_PROBLEM TO WORK ON_
Locate the string "artist" in the listing below. Copy every line where it is found.

[Start of Attachment]

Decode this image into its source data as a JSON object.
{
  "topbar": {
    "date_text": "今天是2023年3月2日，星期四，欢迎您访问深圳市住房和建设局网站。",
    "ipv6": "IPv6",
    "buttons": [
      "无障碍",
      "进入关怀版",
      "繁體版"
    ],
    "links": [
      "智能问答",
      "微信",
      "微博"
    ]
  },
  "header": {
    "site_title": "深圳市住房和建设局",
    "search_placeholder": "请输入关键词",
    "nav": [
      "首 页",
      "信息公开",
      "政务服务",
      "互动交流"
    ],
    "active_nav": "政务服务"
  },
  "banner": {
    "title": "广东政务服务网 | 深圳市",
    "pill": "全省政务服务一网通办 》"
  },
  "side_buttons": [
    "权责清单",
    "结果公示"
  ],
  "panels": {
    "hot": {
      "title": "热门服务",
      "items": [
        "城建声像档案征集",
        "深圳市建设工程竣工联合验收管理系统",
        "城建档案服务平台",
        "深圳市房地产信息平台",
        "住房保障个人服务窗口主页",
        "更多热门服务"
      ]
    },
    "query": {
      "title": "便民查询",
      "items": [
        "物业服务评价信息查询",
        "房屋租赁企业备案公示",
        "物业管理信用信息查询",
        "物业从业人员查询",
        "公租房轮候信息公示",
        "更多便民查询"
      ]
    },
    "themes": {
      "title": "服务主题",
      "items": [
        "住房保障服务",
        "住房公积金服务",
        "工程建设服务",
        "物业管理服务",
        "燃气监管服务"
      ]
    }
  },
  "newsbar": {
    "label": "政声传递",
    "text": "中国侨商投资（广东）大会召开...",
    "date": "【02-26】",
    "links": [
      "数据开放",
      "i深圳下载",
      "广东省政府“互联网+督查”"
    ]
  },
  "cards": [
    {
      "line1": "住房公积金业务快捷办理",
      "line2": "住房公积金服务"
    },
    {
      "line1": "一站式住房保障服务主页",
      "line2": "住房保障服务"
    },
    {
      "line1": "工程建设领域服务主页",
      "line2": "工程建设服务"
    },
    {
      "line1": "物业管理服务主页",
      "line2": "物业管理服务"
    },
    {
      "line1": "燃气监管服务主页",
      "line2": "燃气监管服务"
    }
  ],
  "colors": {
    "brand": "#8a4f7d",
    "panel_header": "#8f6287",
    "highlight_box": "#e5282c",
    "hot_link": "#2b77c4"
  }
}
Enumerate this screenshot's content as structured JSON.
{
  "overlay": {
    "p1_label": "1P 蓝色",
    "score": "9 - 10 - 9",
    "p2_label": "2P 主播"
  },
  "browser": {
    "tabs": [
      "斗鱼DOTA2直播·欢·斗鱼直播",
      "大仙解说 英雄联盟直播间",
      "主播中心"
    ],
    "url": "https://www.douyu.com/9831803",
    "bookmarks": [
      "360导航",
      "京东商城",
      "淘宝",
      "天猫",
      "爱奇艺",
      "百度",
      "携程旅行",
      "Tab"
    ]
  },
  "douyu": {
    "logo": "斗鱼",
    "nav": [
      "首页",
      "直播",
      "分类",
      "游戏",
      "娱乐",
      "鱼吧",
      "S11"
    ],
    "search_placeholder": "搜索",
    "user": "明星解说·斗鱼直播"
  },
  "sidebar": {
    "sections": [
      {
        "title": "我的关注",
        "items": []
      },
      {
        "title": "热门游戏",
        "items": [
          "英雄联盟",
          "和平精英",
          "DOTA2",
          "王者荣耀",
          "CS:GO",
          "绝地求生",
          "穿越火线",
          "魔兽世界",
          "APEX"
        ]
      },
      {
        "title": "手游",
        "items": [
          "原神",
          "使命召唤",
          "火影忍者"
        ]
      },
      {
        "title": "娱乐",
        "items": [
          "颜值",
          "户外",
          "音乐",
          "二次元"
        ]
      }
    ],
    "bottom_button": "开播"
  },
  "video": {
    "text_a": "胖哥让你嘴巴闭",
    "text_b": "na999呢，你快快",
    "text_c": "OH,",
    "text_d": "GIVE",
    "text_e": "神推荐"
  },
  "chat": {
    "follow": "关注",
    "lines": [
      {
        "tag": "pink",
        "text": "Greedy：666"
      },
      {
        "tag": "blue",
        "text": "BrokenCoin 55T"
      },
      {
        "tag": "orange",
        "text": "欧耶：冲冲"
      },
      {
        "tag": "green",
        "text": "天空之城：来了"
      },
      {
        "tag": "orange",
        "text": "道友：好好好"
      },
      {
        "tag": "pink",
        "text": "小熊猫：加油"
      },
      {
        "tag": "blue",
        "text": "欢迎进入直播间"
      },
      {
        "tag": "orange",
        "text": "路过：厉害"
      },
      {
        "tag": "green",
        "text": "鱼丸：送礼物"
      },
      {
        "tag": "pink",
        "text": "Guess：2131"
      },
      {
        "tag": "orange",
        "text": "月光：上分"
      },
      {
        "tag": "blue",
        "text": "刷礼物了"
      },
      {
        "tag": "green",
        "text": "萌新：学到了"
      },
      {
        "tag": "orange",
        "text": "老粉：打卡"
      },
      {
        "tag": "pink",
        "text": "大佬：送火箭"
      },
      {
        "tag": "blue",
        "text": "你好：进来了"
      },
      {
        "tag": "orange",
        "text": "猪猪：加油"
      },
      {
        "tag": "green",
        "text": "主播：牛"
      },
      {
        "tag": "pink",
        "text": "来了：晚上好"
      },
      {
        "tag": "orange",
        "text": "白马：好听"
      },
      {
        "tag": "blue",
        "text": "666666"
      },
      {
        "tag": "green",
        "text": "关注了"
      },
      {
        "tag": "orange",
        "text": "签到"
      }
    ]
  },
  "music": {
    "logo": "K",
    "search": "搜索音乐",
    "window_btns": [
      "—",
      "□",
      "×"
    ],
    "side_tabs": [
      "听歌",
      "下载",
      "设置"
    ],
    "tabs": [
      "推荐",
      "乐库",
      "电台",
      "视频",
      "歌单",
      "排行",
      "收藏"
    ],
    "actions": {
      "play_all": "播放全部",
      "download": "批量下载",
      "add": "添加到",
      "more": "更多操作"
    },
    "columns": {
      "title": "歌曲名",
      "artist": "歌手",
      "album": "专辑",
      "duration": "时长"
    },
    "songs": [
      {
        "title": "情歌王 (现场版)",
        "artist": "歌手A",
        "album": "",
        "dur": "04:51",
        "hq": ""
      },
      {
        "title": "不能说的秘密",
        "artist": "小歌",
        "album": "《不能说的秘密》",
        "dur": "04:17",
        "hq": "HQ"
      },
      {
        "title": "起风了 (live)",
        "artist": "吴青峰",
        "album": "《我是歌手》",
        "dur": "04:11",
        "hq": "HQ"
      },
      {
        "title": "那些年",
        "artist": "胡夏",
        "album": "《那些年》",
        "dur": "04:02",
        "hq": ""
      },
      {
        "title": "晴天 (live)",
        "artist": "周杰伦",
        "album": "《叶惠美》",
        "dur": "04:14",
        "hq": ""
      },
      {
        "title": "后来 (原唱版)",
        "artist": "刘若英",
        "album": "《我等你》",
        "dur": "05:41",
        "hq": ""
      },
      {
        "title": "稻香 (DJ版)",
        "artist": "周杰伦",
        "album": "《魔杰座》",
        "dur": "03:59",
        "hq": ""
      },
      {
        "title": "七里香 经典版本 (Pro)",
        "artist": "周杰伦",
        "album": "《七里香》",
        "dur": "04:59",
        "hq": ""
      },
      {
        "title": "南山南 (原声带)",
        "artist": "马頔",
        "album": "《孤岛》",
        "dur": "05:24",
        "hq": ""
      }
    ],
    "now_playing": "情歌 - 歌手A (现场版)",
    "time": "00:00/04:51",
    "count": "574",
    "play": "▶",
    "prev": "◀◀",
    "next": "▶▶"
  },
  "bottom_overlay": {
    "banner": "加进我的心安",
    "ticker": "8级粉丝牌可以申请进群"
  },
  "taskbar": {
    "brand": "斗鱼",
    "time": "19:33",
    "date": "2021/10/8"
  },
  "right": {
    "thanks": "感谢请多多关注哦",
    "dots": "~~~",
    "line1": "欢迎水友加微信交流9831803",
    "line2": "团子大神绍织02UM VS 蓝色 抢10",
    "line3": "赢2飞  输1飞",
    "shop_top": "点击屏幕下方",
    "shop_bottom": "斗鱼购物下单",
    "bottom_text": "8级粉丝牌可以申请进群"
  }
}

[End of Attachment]

_OUTPUT FOR THIS TASK_
      "artist": "歌手",
        "artist": "歌手A",
        "artist": "小歌",
        "artist": "吴青峰",
        "artist": "胡夏",
        "artist": "周杰伦",
        "artist": "刘若英",
        "artist": "周杰伦",
        "artist": "周杰伦",
        "artist": "马頔",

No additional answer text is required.